_WORK TASK:_ In the lines below, look for "message". Copy each line where it appears.

_RECORDS SUPPLIED:_
--

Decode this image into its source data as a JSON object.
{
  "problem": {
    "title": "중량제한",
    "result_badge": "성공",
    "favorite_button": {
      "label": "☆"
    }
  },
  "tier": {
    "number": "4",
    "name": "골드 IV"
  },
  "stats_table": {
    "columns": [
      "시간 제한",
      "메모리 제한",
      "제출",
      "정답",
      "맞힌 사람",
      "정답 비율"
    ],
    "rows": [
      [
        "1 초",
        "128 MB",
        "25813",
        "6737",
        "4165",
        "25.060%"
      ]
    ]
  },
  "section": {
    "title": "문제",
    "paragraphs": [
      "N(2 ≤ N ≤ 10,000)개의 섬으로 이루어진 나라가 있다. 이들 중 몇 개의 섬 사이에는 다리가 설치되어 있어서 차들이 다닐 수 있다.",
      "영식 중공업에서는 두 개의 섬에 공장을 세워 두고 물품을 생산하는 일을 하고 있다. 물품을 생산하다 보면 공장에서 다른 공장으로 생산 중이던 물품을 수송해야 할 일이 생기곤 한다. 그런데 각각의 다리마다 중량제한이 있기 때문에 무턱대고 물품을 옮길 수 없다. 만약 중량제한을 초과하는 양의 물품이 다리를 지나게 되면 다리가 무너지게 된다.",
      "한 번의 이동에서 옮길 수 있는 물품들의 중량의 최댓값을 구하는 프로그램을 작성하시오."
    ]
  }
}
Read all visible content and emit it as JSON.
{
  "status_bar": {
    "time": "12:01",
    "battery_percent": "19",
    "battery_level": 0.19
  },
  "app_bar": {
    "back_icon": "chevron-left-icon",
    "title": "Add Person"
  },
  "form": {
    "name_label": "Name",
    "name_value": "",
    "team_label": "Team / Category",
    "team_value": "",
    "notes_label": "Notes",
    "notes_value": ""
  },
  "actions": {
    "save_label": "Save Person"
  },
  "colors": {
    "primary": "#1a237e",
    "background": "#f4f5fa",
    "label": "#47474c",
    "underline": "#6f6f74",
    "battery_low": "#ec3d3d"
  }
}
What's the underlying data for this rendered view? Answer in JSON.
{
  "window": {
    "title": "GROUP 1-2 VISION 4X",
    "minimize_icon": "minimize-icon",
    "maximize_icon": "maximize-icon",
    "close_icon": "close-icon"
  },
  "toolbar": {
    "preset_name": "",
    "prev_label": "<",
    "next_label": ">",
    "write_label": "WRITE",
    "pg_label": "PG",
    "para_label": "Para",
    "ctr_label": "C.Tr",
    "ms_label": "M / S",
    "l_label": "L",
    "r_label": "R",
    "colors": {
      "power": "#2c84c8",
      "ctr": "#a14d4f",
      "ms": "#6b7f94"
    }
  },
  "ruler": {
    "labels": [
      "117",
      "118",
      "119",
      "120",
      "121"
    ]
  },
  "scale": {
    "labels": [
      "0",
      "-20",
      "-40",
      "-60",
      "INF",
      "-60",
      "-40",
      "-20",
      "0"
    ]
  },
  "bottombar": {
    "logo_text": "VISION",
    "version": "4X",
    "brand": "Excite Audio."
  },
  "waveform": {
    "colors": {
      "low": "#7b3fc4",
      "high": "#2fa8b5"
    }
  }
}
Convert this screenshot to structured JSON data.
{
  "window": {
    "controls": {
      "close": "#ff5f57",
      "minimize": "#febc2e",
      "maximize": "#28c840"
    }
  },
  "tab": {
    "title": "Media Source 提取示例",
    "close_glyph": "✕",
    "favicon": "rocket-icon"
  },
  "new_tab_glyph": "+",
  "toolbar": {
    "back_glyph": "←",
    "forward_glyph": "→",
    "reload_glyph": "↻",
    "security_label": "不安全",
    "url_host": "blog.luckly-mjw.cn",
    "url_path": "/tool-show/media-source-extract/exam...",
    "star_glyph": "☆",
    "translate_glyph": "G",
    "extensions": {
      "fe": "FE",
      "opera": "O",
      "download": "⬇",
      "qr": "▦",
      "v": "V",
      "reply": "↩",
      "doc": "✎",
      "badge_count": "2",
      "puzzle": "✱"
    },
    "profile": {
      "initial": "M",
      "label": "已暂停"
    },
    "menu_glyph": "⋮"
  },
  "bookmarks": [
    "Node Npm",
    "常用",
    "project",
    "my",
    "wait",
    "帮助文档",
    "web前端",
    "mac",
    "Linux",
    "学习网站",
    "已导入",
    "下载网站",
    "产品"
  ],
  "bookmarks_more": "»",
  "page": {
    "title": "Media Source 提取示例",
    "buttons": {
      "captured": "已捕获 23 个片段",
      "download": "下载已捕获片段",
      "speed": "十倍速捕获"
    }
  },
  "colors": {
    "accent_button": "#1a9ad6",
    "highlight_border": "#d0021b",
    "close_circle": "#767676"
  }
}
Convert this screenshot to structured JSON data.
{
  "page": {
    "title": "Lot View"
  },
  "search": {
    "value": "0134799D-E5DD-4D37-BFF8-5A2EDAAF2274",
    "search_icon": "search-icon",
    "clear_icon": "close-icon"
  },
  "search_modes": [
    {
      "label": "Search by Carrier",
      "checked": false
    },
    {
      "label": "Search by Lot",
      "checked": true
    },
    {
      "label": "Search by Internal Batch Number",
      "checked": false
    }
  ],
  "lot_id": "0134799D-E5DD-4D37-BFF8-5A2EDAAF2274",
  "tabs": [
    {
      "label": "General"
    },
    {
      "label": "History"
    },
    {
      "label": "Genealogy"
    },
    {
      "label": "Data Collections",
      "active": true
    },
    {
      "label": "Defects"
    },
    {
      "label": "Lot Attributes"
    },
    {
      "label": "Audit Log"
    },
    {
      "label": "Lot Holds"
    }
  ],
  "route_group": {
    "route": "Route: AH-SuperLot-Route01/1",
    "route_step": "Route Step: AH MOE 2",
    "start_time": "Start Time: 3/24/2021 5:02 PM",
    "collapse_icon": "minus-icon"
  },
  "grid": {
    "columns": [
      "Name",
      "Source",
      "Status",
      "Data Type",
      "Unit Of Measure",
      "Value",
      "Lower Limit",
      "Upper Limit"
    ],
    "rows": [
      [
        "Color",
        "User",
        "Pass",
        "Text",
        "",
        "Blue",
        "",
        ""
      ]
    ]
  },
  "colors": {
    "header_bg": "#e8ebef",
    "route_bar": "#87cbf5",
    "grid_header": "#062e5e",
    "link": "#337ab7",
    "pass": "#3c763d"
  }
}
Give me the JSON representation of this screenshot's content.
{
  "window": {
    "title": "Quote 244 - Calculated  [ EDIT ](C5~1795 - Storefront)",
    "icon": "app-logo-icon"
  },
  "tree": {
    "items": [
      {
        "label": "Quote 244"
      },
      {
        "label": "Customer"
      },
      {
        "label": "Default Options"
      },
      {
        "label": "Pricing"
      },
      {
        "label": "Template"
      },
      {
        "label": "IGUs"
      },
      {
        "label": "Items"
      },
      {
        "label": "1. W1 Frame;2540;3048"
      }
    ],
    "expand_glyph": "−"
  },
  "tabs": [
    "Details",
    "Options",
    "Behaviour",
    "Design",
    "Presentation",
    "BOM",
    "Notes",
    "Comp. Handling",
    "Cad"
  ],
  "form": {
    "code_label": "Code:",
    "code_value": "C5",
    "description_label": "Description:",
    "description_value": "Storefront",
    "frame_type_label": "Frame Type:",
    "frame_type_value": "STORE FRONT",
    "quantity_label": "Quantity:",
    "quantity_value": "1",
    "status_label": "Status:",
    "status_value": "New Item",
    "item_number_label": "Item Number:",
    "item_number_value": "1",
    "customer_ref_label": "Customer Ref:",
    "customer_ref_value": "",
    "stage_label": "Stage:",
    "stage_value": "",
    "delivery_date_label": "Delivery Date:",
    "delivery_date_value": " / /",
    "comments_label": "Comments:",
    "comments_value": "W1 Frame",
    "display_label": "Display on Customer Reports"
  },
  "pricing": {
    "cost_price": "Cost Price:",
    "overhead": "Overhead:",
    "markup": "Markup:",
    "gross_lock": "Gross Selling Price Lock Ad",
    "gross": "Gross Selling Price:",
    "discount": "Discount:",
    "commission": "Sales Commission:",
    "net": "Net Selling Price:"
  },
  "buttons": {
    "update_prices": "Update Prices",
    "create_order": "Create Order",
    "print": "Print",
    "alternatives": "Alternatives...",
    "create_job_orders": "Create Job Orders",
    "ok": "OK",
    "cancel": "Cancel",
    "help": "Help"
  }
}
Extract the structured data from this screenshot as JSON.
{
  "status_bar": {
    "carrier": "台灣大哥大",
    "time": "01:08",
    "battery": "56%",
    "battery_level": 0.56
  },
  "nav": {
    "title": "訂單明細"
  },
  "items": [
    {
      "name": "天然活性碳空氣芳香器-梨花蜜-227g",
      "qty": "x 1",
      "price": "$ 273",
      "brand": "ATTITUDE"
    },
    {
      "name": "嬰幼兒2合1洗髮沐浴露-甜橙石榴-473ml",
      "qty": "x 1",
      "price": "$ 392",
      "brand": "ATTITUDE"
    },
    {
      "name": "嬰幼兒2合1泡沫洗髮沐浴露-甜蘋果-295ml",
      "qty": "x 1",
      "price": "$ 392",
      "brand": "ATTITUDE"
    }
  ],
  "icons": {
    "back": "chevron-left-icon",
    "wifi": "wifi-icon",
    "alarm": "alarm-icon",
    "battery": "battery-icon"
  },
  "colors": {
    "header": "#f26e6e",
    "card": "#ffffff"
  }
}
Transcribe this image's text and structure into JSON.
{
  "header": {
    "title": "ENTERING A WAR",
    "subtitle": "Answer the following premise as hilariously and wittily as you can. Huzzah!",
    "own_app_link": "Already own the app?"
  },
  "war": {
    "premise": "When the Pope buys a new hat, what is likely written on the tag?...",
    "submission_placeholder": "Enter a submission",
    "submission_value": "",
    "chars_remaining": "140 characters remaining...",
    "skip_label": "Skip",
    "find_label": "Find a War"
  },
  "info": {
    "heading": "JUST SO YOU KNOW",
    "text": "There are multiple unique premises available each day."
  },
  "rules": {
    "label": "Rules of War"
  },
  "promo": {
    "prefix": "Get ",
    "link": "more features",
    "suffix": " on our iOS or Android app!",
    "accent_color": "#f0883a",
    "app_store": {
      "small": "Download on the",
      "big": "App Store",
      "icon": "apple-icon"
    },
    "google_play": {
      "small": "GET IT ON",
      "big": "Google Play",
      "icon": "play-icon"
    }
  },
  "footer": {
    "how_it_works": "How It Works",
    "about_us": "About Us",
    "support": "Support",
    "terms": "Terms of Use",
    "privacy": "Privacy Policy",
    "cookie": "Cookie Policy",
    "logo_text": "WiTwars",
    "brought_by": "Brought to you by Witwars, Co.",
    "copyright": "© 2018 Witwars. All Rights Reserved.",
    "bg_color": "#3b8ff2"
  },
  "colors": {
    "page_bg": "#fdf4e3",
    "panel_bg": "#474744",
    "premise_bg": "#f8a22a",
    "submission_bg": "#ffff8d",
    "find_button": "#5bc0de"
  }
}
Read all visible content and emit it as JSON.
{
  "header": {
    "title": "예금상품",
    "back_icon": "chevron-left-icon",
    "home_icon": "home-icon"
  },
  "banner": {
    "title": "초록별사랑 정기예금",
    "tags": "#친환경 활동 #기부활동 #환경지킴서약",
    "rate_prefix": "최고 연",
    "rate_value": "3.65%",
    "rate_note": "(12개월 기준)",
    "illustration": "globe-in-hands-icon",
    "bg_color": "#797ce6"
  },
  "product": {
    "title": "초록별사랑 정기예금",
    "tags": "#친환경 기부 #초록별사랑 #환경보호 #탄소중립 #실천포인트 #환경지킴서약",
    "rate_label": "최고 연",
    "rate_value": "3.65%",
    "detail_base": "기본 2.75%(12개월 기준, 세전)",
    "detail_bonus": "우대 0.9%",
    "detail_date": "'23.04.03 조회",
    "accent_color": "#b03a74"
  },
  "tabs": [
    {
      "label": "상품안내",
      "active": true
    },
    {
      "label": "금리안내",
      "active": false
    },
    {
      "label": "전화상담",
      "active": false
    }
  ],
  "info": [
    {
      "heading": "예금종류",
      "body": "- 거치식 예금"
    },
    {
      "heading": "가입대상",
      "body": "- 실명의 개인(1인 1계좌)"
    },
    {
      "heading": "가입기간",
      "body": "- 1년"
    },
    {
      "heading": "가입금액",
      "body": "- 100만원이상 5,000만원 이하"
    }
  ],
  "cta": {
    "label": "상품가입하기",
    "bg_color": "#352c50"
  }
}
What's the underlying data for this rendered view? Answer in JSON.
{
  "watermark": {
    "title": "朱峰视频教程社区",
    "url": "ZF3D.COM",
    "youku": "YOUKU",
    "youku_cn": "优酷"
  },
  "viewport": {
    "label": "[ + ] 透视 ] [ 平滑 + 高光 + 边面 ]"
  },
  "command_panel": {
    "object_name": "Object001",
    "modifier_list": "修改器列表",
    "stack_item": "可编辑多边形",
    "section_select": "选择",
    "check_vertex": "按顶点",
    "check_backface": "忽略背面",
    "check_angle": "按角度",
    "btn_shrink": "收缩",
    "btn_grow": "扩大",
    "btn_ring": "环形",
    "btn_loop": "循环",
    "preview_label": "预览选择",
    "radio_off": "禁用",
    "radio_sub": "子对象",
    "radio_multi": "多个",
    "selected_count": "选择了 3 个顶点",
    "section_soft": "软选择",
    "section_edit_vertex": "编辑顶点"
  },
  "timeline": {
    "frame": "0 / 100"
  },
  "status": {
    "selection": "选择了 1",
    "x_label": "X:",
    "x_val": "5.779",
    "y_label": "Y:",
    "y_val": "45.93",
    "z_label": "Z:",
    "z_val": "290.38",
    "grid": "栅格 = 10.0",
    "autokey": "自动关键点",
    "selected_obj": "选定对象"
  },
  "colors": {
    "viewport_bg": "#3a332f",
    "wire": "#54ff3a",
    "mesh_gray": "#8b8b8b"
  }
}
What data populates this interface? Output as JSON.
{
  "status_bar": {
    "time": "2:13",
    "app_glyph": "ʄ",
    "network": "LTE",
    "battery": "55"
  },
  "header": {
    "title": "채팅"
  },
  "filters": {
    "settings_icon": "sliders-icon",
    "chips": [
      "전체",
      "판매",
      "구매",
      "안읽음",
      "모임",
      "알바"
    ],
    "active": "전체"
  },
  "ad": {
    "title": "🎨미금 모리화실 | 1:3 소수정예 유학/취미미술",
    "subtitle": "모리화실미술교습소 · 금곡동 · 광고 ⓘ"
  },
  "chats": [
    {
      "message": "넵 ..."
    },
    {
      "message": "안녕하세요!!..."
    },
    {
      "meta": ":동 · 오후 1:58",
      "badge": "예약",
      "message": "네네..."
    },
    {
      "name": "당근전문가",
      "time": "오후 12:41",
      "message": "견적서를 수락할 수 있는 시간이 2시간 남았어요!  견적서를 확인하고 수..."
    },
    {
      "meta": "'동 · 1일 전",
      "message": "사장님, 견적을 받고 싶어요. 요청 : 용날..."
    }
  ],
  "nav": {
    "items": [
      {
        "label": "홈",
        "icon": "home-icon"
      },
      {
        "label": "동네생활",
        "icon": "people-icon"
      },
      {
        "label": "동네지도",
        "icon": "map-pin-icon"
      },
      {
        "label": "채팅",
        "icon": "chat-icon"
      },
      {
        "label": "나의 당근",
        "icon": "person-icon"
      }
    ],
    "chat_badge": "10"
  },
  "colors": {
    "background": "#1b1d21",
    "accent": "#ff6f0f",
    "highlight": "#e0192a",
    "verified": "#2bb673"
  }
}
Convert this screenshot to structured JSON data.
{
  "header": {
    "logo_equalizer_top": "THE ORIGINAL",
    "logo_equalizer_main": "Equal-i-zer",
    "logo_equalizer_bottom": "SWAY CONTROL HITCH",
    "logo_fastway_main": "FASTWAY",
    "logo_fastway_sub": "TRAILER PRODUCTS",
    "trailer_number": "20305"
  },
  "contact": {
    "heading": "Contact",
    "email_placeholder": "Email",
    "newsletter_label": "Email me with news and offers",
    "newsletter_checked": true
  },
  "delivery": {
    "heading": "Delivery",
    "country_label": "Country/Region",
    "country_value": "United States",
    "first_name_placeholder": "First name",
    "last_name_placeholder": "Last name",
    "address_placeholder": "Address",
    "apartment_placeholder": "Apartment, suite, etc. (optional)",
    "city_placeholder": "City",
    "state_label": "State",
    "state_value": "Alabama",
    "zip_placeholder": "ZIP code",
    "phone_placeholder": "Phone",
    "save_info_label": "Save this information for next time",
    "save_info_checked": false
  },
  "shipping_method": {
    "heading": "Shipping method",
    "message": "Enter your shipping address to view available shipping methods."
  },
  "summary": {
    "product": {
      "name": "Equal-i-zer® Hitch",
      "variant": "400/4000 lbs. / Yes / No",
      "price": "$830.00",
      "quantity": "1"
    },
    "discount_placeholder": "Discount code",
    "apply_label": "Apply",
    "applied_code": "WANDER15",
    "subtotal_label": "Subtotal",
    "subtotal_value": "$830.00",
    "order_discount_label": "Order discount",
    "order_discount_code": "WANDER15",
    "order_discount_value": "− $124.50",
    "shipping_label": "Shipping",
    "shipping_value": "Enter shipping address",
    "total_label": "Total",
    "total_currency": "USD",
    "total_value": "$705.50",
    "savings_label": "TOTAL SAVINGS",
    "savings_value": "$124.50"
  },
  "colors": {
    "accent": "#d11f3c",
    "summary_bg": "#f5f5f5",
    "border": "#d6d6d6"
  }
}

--

_YOUR SOLUTION:_
      "message": "넵 ..."
      "message": "안녕하세요!!..."
      "message": "네네..."
      "message": "견적서를 수락할 수 있는 시간이 2시간 남았어요!  견적서를 확인하고 수..."
      "message": "사장님, 견적을 받고 싶어요. 요청 : 용날..."
    "message": "Enter your shipping address to view available shipping methods."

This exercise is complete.